The Last Jedi is about Jax, one of the few surviving Jedi from Order 66. Jax is part of a budding rebellious uprising against the Empire called Whiplash and he’s on a secret mission to move a Whiplash leader to safety. This book felt like one of those dreams that no matter how hard you try to run, you’re just not getting anywhere. I felt that way because the writing was either choppy or tended towards info-dumping which slowed down the pace a lot for the first half of the book. It also took me a while to read, but you know me – I can’t quit a story because the ending might be good. Luckily, about half-way through I was right and the plot starts to pick up and get interesting. I enjoyed the ending that was action-packed and full of tension.

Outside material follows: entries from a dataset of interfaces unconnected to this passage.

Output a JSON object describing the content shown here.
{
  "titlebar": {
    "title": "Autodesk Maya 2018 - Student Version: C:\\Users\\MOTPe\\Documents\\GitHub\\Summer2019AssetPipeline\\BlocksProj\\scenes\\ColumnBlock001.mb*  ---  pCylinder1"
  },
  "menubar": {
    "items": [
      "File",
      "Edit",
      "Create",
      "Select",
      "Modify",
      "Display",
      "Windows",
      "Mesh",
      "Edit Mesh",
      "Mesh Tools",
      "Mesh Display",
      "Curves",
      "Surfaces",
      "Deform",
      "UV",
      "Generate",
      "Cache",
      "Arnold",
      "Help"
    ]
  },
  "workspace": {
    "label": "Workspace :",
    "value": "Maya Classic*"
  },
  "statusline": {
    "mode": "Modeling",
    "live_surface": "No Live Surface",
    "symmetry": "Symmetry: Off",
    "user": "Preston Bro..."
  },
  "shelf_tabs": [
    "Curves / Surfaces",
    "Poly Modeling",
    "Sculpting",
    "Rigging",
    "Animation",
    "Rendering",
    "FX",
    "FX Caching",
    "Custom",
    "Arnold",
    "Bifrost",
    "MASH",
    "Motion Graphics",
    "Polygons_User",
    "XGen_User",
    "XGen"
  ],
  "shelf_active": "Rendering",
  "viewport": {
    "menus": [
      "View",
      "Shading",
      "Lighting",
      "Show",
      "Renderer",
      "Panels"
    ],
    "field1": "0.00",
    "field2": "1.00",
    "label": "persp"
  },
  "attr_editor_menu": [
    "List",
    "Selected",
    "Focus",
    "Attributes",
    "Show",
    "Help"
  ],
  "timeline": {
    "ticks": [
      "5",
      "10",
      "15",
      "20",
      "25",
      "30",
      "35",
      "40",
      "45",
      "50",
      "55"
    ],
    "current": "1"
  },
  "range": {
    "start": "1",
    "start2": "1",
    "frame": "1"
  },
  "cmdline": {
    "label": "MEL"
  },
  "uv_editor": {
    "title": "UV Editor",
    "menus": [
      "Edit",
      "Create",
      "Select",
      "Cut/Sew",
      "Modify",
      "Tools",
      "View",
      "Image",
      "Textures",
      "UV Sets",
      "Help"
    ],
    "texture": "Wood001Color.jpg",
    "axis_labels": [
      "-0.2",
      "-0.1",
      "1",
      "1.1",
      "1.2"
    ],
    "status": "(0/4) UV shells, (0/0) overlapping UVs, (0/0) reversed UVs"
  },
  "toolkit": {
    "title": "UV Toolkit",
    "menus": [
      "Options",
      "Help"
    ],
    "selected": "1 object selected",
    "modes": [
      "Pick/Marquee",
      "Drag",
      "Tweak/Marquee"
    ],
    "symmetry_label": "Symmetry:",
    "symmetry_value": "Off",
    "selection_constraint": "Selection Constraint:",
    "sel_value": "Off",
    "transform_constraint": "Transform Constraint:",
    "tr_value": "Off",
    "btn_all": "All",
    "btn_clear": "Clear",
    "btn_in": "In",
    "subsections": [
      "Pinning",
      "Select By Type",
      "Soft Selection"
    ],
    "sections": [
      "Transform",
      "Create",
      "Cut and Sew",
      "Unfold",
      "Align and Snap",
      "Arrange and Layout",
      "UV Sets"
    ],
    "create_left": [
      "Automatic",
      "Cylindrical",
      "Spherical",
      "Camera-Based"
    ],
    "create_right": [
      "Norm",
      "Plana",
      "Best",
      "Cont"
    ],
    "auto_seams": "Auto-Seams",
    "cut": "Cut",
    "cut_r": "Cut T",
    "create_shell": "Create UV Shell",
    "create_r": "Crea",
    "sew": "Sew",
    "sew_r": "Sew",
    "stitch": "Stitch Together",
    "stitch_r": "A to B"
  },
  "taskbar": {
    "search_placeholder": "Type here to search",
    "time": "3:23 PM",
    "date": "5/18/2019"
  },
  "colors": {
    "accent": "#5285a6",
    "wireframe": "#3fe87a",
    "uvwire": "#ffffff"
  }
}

While a lot of the novel felt original, I also saw a lot of tired and over-used story elements from the Star Wars universe. For example, a protocol droid’s head falls off but he won’t stop yapping and oh, look, they are running from Vader’s ship and then they get boarded by him. Although there were some tired plot elements here and there, I really enjoyed learning about the alien race called the Cephalons that could see the future in their own, unique way.
I have a few other small bones to pick. Like a drug that enhances force abilities – really? I don’t buy it. The alien races were hardly described at all. I don’t need a huge description each time someone new enters, but I would like to have a small idea of what they look like.
I know it sounds like I didn’t like this book, but the characters were enjoyable. Geri was an adorable orphan who loves to build droids. And Jax was a very likable main character who grows a lot throughout the story. The humor was very good and even had the classic joke “I have a bad feeling about this.”
Overall, it was an average Star Wars novel that took me a while to get into and felt like it had a lot of recycled story elements. But the ending was a great, action-packed, tension-filled ride that made up for some of it’s faults.
Content Rating: Mild, hardly any language or graphic violence.
I received this book for review from the publisher, Random House, in exchange for an honest review. I was not told what to say, I was not paid to write this review and all the opinions expressed are my own. I read an Advanced Reading Copy for this review.